On Wednesday, Google surprised denizens of the Internet with the news that they would be discontinuing Google Reader. This was a sad day for people like me who consume most of their blog content with this simple, easy-to-use RSS aggregator.
Almost immediately, I was flooded with messages from people wondering what I was going to do. You would have thought the North Koreans had just launched a missile against California!
Though I depend on Reader to forage the blogosphere in search of useful information for my tribe, I wasn’t in a huge hurry to solve the problem. After all, Google won’t be shutting down the service until July 1, 2013—more than three months from now.
As a result, I replied to these inquiries with, “I’m not sure what I will use to replace Google Reader. Right now, I am considering several alternatives.” But, that didn’t seem like a very good answer.
After a few hours, I thought I may as well dive in and figure it out. After all, that task sounded easier than actually working on the book I am supposed to be writing. (You can thank the Resistance for this post.)
I looked at the following apps:
Keep in mind that I typically process my RSS feeds on my MacBook Air, so I ruled out apps that were exclusively or primarily designed for the iPad.
I settled on Feedly for seven reasons:
- It will transition your Reader feeds seamlessly. Some of the others might too, but in my research, Feedly made this explicit.
- It uses most of the same keystrokes as Reader. (After years of using Reader, these are wired into my muscle memory.)
- It has a nice, clean user interface.
- It provides several viewing options: Titles (my preference), Magazine, Mosaic, Cards, and Full Articles.
- It already integrates with Buffer and the developers are working on Evernote and Pinterest integrations now.
- It has iOS versions.
- It’s free (my favorite price).
The folks at Feedly even posted some tips yesterday for people migrating from Google Reader to Feedly. I suggest you check it out.
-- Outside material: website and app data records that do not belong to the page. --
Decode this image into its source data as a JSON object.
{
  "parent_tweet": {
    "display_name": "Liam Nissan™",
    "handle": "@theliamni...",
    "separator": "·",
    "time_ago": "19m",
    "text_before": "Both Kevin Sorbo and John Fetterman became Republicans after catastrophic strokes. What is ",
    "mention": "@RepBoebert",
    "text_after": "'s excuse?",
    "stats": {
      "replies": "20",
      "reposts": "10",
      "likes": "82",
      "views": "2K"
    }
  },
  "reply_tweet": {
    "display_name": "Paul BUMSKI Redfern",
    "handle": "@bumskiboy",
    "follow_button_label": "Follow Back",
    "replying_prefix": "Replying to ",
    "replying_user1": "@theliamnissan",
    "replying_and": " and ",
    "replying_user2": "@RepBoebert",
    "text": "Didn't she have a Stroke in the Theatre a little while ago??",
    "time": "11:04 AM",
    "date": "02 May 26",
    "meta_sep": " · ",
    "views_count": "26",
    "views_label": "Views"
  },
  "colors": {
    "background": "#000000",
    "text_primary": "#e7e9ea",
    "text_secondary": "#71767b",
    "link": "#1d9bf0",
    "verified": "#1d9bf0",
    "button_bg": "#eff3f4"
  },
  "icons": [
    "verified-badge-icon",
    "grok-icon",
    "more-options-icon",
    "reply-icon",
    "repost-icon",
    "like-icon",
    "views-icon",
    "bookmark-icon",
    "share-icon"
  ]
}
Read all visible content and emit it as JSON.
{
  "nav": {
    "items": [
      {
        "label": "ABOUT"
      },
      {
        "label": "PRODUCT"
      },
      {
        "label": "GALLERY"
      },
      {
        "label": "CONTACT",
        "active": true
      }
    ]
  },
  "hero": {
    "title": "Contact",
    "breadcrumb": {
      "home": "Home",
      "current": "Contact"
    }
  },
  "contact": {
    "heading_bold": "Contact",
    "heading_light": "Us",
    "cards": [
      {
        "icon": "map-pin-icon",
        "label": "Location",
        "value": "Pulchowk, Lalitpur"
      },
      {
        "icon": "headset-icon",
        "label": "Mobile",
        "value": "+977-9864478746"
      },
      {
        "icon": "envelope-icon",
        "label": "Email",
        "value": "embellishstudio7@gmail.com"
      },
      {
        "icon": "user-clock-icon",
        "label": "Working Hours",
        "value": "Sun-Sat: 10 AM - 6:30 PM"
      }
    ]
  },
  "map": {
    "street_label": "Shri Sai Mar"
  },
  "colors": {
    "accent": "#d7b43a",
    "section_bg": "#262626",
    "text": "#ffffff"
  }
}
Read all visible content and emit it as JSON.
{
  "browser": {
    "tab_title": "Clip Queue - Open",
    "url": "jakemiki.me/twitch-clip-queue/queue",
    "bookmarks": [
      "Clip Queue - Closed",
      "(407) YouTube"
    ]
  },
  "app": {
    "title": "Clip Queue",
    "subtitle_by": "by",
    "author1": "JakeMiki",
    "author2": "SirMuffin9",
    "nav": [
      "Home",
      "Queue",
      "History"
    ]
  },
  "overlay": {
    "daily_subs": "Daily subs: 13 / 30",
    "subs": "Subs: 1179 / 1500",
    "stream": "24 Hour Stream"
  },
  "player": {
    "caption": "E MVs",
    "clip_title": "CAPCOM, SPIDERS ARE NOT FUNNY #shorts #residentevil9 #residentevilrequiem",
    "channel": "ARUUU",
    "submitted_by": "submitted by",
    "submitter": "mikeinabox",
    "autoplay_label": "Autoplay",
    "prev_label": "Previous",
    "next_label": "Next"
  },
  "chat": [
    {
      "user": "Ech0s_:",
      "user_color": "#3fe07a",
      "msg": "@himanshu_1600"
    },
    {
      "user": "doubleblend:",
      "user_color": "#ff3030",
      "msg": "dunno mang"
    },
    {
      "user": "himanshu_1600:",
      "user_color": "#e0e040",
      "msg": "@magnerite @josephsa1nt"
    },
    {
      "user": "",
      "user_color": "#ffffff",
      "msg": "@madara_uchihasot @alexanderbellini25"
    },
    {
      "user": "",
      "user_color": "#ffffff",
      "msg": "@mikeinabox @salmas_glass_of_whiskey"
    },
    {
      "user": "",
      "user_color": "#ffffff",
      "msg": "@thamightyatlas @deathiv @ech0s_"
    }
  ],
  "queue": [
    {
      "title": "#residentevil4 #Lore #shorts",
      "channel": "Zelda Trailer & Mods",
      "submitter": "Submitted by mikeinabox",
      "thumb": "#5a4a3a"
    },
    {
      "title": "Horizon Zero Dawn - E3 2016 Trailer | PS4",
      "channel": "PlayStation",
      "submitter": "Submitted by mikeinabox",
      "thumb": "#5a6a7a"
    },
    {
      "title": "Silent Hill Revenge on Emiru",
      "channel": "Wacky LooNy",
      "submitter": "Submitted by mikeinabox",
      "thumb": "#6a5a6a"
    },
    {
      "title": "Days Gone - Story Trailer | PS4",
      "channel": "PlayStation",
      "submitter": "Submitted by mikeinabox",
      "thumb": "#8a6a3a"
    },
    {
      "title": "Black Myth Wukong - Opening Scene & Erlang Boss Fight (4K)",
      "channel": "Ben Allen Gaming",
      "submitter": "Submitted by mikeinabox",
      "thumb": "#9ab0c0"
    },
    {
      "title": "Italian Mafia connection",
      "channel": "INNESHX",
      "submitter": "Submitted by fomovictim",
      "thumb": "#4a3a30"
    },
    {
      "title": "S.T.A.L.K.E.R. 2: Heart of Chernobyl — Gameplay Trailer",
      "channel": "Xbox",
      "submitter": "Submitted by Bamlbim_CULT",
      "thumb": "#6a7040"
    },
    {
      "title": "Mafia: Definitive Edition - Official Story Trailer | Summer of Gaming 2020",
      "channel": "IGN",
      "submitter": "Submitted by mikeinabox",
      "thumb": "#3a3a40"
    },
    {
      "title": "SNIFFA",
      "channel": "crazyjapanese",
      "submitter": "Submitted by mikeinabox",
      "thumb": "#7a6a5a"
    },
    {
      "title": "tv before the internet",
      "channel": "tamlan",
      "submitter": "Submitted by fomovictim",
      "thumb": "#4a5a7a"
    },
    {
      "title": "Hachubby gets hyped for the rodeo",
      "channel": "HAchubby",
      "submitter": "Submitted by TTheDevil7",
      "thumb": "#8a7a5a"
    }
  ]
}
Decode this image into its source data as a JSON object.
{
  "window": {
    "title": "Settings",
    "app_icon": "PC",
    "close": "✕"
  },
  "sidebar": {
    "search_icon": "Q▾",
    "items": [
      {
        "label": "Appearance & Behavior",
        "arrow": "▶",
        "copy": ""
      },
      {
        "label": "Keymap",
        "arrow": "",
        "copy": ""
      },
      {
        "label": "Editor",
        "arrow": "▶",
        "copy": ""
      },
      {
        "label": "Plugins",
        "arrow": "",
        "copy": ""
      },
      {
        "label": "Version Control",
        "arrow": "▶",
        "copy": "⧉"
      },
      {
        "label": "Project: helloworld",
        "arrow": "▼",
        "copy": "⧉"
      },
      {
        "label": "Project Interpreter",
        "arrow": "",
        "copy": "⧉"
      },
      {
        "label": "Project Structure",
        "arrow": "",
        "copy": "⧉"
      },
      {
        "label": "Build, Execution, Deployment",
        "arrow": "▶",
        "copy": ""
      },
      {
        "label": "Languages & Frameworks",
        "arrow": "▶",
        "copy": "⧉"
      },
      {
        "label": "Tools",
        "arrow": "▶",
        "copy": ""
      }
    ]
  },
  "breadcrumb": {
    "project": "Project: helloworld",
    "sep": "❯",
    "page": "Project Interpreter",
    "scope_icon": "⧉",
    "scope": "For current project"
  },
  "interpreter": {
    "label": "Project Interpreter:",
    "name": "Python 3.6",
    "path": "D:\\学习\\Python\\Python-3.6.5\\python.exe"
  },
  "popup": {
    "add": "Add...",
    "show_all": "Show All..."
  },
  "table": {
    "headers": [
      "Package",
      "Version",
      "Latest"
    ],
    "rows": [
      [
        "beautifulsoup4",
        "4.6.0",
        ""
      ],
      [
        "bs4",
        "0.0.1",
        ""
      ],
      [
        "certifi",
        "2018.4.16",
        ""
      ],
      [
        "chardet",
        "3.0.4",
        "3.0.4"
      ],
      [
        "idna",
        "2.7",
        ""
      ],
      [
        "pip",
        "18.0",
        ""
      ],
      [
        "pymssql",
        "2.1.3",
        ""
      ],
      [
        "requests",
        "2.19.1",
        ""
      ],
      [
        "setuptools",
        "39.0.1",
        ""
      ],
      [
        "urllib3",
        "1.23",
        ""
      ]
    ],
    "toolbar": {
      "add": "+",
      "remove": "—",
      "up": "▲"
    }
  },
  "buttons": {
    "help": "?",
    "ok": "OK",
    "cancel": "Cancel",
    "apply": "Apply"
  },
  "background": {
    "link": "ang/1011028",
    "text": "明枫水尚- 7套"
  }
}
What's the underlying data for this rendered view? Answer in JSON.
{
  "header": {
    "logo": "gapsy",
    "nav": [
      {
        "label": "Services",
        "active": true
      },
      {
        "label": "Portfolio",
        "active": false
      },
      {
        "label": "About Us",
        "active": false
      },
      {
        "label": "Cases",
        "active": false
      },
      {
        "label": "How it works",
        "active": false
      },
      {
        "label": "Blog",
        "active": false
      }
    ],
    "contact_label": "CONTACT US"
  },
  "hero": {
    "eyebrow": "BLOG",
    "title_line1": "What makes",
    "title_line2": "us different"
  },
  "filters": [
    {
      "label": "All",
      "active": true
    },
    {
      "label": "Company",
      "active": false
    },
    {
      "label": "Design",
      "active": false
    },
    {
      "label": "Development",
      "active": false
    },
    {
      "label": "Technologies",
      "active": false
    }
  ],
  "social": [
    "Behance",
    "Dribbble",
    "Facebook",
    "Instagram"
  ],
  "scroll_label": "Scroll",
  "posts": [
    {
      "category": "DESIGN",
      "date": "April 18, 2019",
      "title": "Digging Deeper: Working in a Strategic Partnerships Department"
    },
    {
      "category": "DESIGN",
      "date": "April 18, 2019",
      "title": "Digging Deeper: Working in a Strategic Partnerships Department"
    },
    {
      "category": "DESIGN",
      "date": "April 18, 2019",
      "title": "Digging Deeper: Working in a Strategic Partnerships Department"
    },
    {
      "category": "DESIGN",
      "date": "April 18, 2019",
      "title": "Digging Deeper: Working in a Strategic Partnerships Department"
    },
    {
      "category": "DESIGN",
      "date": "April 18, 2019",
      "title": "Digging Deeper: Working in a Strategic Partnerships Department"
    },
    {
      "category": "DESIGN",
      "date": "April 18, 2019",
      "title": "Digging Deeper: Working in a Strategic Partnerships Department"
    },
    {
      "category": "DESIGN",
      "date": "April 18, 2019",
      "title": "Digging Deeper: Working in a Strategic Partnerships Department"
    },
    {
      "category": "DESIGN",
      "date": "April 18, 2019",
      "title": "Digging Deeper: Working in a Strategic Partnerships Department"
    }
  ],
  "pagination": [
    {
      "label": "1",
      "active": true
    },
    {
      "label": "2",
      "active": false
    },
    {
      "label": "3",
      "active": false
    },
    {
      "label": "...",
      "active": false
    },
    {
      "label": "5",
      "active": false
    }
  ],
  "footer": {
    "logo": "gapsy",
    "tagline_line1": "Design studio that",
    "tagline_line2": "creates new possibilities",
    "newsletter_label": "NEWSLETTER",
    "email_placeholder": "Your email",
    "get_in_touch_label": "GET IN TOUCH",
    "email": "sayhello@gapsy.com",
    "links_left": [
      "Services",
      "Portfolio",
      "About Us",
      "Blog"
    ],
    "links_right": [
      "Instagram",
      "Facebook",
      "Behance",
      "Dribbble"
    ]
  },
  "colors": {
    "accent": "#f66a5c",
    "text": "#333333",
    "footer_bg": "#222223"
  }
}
Making a decision about which software to use is highly personal. If Feedly doesn’t meet your needs, pick one that does. Thankfully, there are lots of options.
Question: Which program do you think you will use once Reader bites the dust?